Jer. xxii. 29. “Woe, woe, woe, to the inhabitants of the earth,” Rev. viii. 13. “I will overturn, overturn, overturn,” Ezek. xxi. 27.
2. In the prophet Ezekiel we read, that in the valley of dry bones a voice was heard saying, “ Prophesy unto the wind, prophesy, son of man, and say to the wind, Thus saith the Lord God, come from the four winds, O breath, and breathe upon these slain, that they may live,” Ezek. xxxvii. 9. Here Mr. Bickersteth says, “To my own mind the proclamation to the wind is typical of prayer to the Spirit for his energizing power in quickening dead souls to the life of God.” But why not typical of God's sending His Spirit to quicken dead souls ? “I will put my spirit in you." Christ's own words are, “ If ye then, being evil, know how to give good gifts unto your children: how much more shall your heavenly Father give the Holy Spirit” (Matthew has “good things”) “ to them that ask Him?” (St. Luke xi. 13.) It is right, however, to add, that Mr. Bickersteth mentions the above argument “in passing, without laying stress on it.”
The third argument is the baptismal commission, for baptism being the stipulation of a good conscience toward God, it is a kind of worship, and inasmuch as the believer was to be baptized in the name of the Father, the Son, and the Holy Spirit, the Spirit would partake of the worship. But Christian baptism is an outward symbol of admission into the Church of Christ, and not an act of worship at all. Some persons were baptized into Moses, 1 Cor. x. 2; of others the question was asked, “Into what were ye baptized ? And they said into John's baptism.” Again we read “ As many of us as were baptized into Jesus Christ were baptized into his death. Therefore we are buried with him by baptism into death,” Rom. vi. 3, 4.

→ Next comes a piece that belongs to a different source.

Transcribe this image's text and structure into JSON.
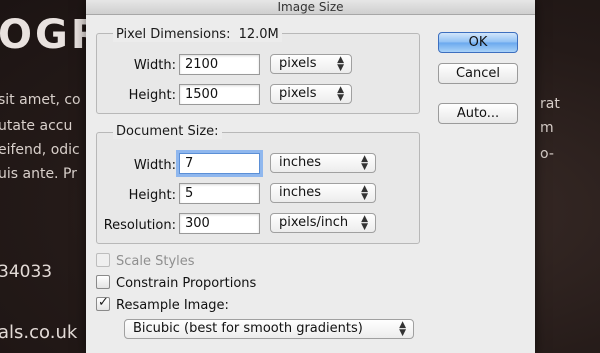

Another proof adduced is that because in Hebrews iii. 7, 8, it is written, "Wherefore, as the Holy Ghost saith, to-day if ye will hear his voice harden not your hearts as in the provocation;" and because, elsewhere, God's Holy Spirit is said to be vexed and resisted, therefore, the worship in Ps. xcv. is addressed to the Holy Ghost; “O come, let us worship and bow down, let us kneel before the Lord our Maker.” But I cannot doubt that the phrase "the Holy Ghost saith," means that the Psalmist was inspired by God, and that the clause, “They vexed His Holy Spirit,"is equivalent to "they vexed Him, the all-holy.” Were not this the true signification, the expression would surely be, not His Holy Spirit, but the Holy Spirit, His implying that the Spirit belonged to some one.
The next argument is that Christ said, “Pray ye the Lord of the harvest," Matt. ix. 38. And in Acts xiii. 2, we read that the Holy Ghost said, “Separate me Barnabas and Saul for the work whereunto I have called them.” Therefore, the Holy Ghost is the Lord of the harvest, to whom prayer is to be made. But I think the natural interpretation is that God is the Lord of the harvest, and that He sets apart His chosen ministers by filling them with the Holy Spirit.
Again, in two benedictions, 1 Thess. iii. 13, and 2 Thess. ii. 13, the three titles, the Lord, God, and Christ, are mentioned, and it is assumed that Lord must mean the Holy Spirit. Were it so, I should